* REQUIRED WORK:
Send back the listing, word for word.

[DATASET EXCERPTS Boundary: Start]

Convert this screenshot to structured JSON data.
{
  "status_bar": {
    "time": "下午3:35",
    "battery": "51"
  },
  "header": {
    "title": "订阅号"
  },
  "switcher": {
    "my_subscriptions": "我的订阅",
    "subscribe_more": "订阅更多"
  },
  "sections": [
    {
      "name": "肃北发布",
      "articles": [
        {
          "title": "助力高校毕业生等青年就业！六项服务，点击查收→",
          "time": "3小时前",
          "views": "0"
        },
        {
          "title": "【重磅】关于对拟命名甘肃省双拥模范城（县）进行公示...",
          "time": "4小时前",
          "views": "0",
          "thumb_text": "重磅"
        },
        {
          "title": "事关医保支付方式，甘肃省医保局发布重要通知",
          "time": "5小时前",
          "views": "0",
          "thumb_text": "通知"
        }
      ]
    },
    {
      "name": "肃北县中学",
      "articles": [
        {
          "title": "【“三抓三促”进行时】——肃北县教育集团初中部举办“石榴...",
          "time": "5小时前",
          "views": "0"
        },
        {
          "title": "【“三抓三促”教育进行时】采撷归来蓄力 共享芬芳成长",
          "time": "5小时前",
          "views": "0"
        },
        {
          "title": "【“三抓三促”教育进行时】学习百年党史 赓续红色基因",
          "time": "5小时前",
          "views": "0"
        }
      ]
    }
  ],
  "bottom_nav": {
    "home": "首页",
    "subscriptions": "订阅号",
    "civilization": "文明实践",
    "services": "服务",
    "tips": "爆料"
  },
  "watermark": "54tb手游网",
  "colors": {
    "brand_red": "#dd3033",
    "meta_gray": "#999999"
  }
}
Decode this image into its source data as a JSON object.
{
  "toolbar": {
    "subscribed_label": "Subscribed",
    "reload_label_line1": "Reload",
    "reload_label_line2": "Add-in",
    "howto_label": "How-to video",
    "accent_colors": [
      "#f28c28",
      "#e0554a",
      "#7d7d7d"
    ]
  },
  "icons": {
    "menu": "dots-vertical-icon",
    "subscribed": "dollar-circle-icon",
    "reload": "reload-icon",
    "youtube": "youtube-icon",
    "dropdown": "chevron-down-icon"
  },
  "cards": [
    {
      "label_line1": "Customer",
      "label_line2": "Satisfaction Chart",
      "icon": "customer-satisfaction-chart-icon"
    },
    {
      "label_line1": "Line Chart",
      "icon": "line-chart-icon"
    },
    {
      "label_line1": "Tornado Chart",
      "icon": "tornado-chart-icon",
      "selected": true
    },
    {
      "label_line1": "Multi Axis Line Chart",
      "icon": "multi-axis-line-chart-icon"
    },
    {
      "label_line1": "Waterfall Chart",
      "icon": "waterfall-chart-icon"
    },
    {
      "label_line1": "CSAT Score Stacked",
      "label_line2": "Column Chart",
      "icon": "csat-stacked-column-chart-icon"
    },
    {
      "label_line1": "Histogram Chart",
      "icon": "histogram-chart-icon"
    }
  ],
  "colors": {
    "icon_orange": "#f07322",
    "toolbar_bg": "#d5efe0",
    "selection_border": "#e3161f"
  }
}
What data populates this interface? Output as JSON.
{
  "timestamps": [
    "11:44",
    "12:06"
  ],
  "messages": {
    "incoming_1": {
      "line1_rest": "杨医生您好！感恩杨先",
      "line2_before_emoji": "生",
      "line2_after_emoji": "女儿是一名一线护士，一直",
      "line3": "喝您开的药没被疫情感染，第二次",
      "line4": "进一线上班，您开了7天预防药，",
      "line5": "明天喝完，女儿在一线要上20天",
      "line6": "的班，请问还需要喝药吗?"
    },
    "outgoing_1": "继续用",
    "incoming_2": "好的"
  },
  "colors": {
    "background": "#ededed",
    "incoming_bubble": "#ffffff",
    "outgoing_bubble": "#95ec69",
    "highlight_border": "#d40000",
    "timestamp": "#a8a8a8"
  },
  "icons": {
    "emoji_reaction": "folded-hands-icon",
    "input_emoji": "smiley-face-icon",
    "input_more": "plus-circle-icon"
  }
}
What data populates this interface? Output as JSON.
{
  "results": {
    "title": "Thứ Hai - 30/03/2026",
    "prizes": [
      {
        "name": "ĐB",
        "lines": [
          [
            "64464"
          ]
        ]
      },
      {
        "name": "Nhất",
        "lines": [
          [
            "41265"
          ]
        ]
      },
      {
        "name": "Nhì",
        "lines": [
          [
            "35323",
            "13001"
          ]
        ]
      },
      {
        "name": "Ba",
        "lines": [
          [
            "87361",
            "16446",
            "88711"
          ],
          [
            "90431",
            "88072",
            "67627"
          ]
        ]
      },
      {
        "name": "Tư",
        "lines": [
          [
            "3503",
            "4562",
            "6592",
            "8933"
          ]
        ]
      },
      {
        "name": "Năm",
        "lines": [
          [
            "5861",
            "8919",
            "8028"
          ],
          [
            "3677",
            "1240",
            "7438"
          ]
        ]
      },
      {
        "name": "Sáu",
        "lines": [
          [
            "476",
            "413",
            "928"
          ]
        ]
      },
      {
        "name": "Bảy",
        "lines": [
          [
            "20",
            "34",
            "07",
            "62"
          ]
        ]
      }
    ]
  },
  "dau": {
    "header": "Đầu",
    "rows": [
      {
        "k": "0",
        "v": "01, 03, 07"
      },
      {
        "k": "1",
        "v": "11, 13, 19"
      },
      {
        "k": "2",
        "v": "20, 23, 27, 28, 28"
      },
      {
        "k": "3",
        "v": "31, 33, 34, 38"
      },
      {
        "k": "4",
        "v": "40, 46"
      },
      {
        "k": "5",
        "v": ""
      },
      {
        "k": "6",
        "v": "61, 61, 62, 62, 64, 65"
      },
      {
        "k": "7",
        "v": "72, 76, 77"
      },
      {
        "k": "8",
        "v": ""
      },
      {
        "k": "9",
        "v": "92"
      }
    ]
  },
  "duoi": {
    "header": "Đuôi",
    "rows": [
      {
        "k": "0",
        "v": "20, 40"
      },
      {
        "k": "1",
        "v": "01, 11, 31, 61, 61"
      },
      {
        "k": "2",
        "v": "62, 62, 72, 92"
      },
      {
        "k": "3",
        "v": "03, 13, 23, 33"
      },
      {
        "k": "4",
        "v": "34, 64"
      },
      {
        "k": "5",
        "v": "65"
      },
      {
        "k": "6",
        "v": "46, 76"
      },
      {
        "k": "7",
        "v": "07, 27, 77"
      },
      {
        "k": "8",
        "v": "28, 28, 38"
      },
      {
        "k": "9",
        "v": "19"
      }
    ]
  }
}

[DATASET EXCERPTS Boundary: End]

* YOUR RESPONSE:
Convert this screenshot to structured JSON data.
{
  "status_bar": {
    "time": "下午3:35",
    "battery": "51"
  },
  "header": {
    "title": "订阅号"
  },
  "switcher": {
    "my_subscriptions": "我的订阅",
    "subscribe_more": "订阅更多"
  },
  "sections": [
    {
      "name": "肃北发布",
      "articles": [
        {
          "title": "助力高校毕业生等青年就业！六项服务，点击查收→",
          "time": "3小时前",
          "views": "0"
        },
        {
          "title": "【重磅】关于对拟命名甘肃省双拥模范城（县）进行公示...",
          "time": "4小时前",
          "views": "0",
          "thumb_text": "重磅"
        },
        {
          "title": "事关医保支付方式，甘肃省医保局发布重要通知",
          "time": "5小时前",
          "views": "0",
          "thumb_text": "通知"
        }
      ]
    },
    {
      "name": "肃北县中学",
      "articles": [
        {
          "title": "【“三抓三促”进行时】——肃北县教育集团初中部举办“石榴...",
          "time": "5小时前",
          "views": "0"
        },
        {
          "title": "【“三抓三促”教育进行时】采撷归来蓄力 共享芬芳成长",
          "time": "5小时前",
          "views": "0"
        },
        {
          "title": "【“三抓三促”教育进行时】学习百年党史 赓续红色基因",
          "time": "5小时前",
          "views": "0"
        }
      ]
    }
  ],
  "bottom_nav": {
    "home": "首页",
    "subscriptions": "订阅号",
    "civilization": "文明实践",
    "services": "服务",
    "tips": "爆料"
  },
  "watermark": "54tb手游网",
  "colors": {
    "brand_red": "#dd3033",
    "meta_gray": "#999999"
  }
}
Decode this image into its source data as a JSON object.
{
  "toolbar": {
    "subscribed_label": "Subscribed",
    "reload_label_line1": "Reload",
    "reload_label_line2": "Add-in",
    "howto_label": "How-to video",
    "accent_colors": [
      "#f28c28",
      "#e0554a",
      "#7d7d7d"
    ]
  },
  "icons": {
    "menu": "dots-vertical-icon",
    "subscribed": "dollar-circle-icon",
    "reload": "reload-icon",
    "youtube": "youtube-icon",
    "dropdown": "chevron-down-icon"
  },
  "cards": [
    {
      "label_line1": "Customer",
      "label_line2": "Satisfaction Chart",
      "icon": "customer-satisfaction-chart-icon"
    },
    {
      "label_line1": "Line Chart",
      "icon": "line-chart-icon"
    },
    {
      "label_line1": "Tornado Chart",
      "icon": "tornado-chart-icon",
      "selected": true
    },
    {
      "label_line1": "Multi Axis Line Chart",
      "icon": "multi-axis-line-chart-icon"
    },
    {
      "label_line1": "Waterfall Chart",
      "icon": "waterfall-chart-icon"
    },
    {
      "label_line1": "CSAT Score Stacked",
      "label_line2": "Column Chart",
      "icon": "csat-stacked-column-chart-icon"
    },
    {
      "label_line1": "Histogram Chart",
      "icon": "histogram-chart-icon"
    }
  ],
  "colors": {
    "icon_orange": "#f07322",
    "toolbar_bg": "#d5efe0",
    "selection_border": "#e3161f"
  }
}
What data populates this interface? Output as JSON.
{
  "timestamps": [
    "11:44",
    "12:06"
  ],
  "messages": {
    "incoming_1": {
      "line1_rest": "杨医生您好！感恩杨先",
      "line2_before_emoji": "生",
      "line2_after_emoji": "女儿是一名一线护士，一直",
      "line3": "喝您开的药没被疫情感染，第二次",
      "line4": "进一线上班，您开了7天预防药，",
      "line5": "明天喝完，女儿在一线要上20天",
      "line6": "的班，请问还需要喝药吗?"
    },
    "outgoing_1": "继续用",
    "incoming_2": "好的"
  },
  "colors": {
    "background": "#ededed",
    "incoming_bubble": "#ffffff",
    "outgoing_bubble": "#95ec69",
    "highlight_border": "#d40000",
    "timestamp": "#a8a8a8"
  },
  "icons": {
    "emoji_reaction": "folded-hands-icon",
    "input_emoji": "smiley-face-icon",
    "input_more": "plus-circle-icon"
  }
}
What data populates this interface? Output as JSON.
{
  "results": {
    "title": "Thứ Hai - 30/03/2026",
    "prizes": [
      {
        "name": "ĐB",
        "lines": [
          [
            "64464"
          ]
        ]
      },
      {
        "name": "Nhất",
        "lines": [
          [
            "41265"
          ]
        ]
      },
      {
        "name": "Nhì",
        "lines": [
          [
            "35323",
            "13001"
          ]
        ]
      },
      {
        "name": "Ba",
        "lines": [
          [
            "87361",
            "16446",
            "88711"
          ],
          [
            "90431",
            "88072",
            "67627"
          ]
        ]
      },
      {
        "name": "Tư",
        "lines": [
          [
            "3503",
            "4562",
            "6592",
            "8933"
          ]
        ]
      },
      {
        "name": "Năm",
        "lines": [
          [
            "5861",
            "8919",
            "8028"
          ],
          [
            "3677",
            "1240",
            "7438"
          ]
        ]
      },
      {
        "name": "Sáu",
        "lines": [
          [
            "476",
            "413",
            "928"
          ]
        ]
      },
      {
        "name": "Bảy",
        "lines": [
          [
            "20",
            "34",
            "07",
            "62"
          ]
        ]
      }
    ]
  },
  "dau": {
    "header": "Đầu",
    "rows": [
      {
        "k": "0",
        "v": "01, 03, 07"
      },
      {
        "k": "1",
        "v": "11, 13, 19"
      },
      {
        "k": "2",
        "v": "20, 23, 27, 28, 28"
      },
      {
        "k": "3",
        "v": "31, 33, 34, 38"
      },
      {
        "k": "4",
        "v": "40, 46"
      },
      {
        "k": "5",
        "v": ""
      },
      {
        "k": "6",
        "v": "61, 61, 62, 62, 64, 65"
      },
      {
        "k": "7",
        "v": "72, 76, 77"
      },
      {
        "k": "8",
        "v": ""
      },
      {
        "k": "9",
        "v": "92"
      }
    ]
  },
  "duoi": {
    "header": "Đuôi",
    "rows": [
      {
        "k": "0",
        "v": "20, 40"
      },
      {
        "k": "1",
        "v": "01, 11, 31, 61, 61"
      },
      {
        "k": "2",
        "v": "62, 62, 72, 92"
      },
      {
        "k": "3",
        "v": "03, 13, 23, 33"
      },
      {
        "k": "4",
        "v": "34, 64"
      },
      {
        "k": "5",
        "v": "65"
      },
      {
        "k": "6",
        "v": "46, 76"
      },
      {
        "k": "7",
        "v": "07, 27, 77"
      },
      {
        "k": "8",
        "v": "28, 28, 38"
      },
      {
        "k": "9",
        "v": "19"
      }
    ]
  }
}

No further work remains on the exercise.